**WHAT YOU WILL DO**
Leave the pictures behind and repeat all the entries exactly.

**MATERIAL PROVIDED**
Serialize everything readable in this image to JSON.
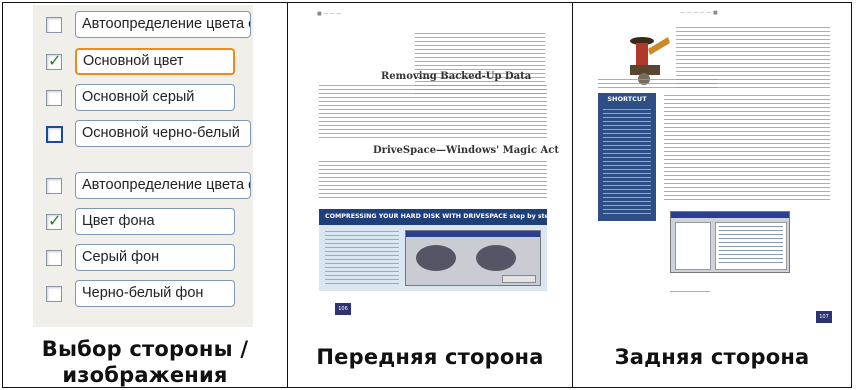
{
  "options": {
    "color_group": [
      {
        "label": "Автоопределение цвета осн",
        "checked": false,
        "selected": false
      },
      {
        "label": "Основной цвет",
        "checked": true,
        "selected": true
      },
      {
        "label": "Основной серый",
        "checked": false,
        "selected": false
      },
      {
        "label": "Основной черно-белый",
        "checked": false,
        "selected": false
      }
    ],
    "background_group": [
      {
        "label": "Автоопределение цвета фог",
        "checked": false,
        "selected": false
      },
      {
        "label": "Цвет фона",
        "checked": true,
        "selected": false
      },
      {
        "label": "Серый фон",
        "checked": false,
        "selected": false
      },
      {
        "label": "Черно-белый фон",
        "checked": false,
        "selected": false
      }
    ]
  },
  "captions": {
    "side_select": "Выбор стороны / изображения",
    "front": "Передняя сторона",
    "back": "Задняя сторона"
  },
  "front_page": {
    "heading1": "Removing Backed-Up Data",
    "heading2": "DriveSpace—Windows' Magic Act",
    "banner": "COMPRESSING YOUR HARD DISK WITH DRIVESPACE step by step",
    "page_number": "106"
  },
  "back_page": {
    "sidebar_title": "SHORTCUT",
    "page_number": "107"
  },
  "colors": {
    "accent_orange": "#f08a1a",
    "banner_blue": "#1e3f7a",
    "shortcut_blue": "#2d4f86",
    "page_num_navy": "#2b3470"
  }
}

**SOLUTION TO THE EXERCISE**
Serialize everything readable in this image to JSON.
{
  "options": {
    "color_group": [
      {
        "label": "Автоопределение цвета осн",
        "checked": false,
        "selected": false
      },
      {
        "label": "Основной цвет",
        "checked": true,
        "selected": true
      },
      {
        "label": "Основной серый",
        "checked": false,
        "selected": false
      },
      {
        "label": "Основной черно-белый",
        "checked": false,
        "selected": false
      }
    ],
    "background_group": [
      {
        "label": "Автоопределение цвета фог",
        "checked": false,
        "selected": false
      },
      {
        "label": "Цвет фона",
        "checked": true,
        "selected": false
      },
      {
        "label": "Серый фон",
        "checked": false,
        "selected": false
      },
      {
        "label": "Черно-белый фон",
        "checked": false,
        "selected": false
      }
    ]
  },
  "captions": {
    "side_select": "Выбор стороны / изображения",
    "front": "Передняя сторона",
    "back": "Задняя сторона"
  },
  "front_page": {
    "heading1": "Removing Backed-Up Data",
    "heading2": "DriveSpace—Windows' Magic Act",
    "banner": "COMPRESSING YOUR HARD DISK WITH DRIVESPACE step by step",
    "page_number": "106"
  },
  "back_page": {
    "sidebar_title": "SHORTCUT",
    "page_number": "107"
  },
  "colors": {
    "accent_orange": "#f08a1a",
    "banner_blue": "#1e3f7a",
    "shortcut_blue": "#2d4f86",
    "page_num_navy": "#2b3470"
  }
}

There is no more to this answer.